Three-dimensional flow structures and evolution of the leading-edge vortices on a flapping wing.J Exp Biol. 2008 Apr; 211(Pt 8):1221-30.JE
Following the identification and confirmation of the substructures of the leading-edge vortex (LEV) system on flapping wings, it is apparent that the actual LEV structures could be more complex than had been estimated in previous investigations.
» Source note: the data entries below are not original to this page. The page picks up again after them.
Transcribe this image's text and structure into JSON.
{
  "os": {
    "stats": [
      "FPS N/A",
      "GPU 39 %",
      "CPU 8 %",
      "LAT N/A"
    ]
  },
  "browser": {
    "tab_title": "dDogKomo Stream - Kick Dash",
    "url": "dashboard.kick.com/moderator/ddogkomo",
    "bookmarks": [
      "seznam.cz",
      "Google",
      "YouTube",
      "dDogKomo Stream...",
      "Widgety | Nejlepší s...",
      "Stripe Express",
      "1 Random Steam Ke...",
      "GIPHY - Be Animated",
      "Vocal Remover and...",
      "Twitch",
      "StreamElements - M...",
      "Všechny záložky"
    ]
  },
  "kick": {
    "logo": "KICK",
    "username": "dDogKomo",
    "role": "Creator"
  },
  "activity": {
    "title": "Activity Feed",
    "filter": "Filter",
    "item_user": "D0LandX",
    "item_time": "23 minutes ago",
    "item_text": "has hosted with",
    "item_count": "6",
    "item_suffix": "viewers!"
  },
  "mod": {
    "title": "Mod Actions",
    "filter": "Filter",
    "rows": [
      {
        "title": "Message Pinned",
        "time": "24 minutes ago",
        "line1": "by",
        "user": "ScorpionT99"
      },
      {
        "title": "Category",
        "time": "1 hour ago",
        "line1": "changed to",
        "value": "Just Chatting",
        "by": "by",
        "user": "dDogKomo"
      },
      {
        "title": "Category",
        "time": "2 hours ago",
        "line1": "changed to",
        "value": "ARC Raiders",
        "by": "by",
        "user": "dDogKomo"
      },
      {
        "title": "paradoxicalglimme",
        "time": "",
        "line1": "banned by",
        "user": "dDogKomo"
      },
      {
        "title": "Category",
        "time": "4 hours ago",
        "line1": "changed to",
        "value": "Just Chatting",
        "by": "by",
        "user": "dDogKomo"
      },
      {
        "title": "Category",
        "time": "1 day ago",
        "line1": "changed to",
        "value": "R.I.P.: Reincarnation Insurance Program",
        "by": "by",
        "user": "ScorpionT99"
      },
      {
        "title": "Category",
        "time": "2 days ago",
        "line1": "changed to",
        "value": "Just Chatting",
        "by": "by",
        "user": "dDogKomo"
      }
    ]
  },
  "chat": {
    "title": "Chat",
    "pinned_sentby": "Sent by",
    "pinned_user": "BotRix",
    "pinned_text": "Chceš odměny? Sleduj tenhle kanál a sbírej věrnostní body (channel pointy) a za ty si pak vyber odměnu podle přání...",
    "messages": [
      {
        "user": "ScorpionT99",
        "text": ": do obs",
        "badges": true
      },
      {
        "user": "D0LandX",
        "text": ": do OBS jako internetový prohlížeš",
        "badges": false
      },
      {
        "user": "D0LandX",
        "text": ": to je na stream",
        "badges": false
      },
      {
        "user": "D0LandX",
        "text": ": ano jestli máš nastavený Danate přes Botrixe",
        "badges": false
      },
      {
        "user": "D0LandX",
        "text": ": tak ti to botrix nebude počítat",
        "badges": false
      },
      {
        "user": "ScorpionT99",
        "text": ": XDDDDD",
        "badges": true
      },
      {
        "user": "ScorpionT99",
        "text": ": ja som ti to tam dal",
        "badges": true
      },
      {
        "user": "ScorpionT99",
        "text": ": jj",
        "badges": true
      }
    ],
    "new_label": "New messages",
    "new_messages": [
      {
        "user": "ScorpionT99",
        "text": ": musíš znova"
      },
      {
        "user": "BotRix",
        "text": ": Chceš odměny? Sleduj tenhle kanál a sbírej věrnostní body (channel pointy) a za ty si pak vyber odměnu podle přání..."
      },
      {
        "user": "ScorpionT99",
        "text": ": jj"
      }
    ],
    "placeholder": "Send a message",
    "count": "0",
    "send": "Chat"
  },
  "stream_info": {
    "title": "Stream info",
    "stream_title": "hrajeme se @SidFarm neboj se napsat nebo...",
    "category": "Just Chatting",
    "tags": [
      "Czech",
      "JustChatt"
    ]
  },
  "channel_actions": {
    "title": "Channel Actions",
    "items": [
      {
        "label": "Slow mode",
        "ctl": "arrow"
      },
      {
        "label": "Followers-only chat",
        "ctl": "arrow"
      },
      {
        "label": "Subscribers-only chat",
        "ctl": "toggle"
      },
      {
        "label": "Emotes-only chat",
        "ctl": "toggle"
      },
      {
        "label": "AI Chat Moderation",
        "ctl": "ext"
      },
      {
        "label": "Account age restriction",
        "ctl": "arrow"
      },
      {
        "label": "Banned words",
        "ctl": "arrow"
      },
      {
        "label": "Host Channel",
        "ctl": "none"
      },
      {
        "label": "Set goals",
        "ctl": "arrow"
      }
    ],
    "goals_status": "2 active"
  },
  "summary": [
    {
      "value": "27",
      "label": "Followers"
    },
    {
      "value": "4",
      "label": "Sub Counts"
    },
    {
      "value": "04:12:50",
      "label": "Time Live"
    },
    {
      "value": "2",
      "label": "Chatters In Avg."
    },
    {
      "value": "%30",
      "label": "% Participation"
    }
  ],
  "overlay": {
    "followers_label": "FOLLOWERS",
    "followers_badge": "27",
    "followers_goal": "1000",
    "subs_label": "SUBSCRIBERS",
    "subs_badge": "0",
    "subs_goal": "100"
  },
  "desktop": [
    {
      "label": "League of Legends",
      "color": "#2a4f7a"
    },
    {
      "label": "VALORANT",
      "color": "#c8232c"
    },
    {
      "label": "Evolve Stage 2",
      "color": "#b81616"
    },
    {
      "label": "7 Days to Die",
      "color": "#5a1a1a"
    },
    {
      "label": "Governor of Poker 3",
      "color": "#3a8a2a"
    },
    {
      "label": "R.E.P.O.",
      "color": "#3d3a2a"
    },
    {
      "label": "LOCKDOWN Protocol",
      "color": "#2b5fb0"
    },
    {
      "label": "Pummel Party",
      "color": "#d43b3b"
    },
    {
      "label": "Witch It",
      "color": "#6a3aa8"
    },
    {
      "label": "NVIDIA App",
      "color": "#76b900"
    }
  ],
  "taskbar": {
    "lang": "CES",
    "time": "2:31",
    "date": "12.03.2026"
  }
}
In this experimental study, we reveal for the first time the detailed three-dimensional (3-D) flow structures and evolution of the LEVs on a flapping wing in the hovering condition at high Reynolds number (Re=1624). This was accomplished by utilizing an electromechanical model dragonfly wing flapping in a water tank (mid-stroke angle of attack=60 degrees) and applying phase-lock based multi-slice digital stereoscopic particle image velocimetry (DSPIV) to measure the target flow fields at three typical stroke phases: at 0.125 T (T=stroke period), when the wing was accelerating; at 0.25 T, when the wing had maximum speed; and at 0.375 T, when the wing was decelerating. The result shows that the LEV system is a collection of four vortical elements: one primary vortex and three minor vortices, instead of a single conical or tube-like vortex as reported or hypothesized in previous studies. These vortical elements are highly time-dependent in structure and show distinct ;stay properties' at different spanwise sections. The spanwise flows are also time-dependent, not only in the velocity magnitude but also in direction.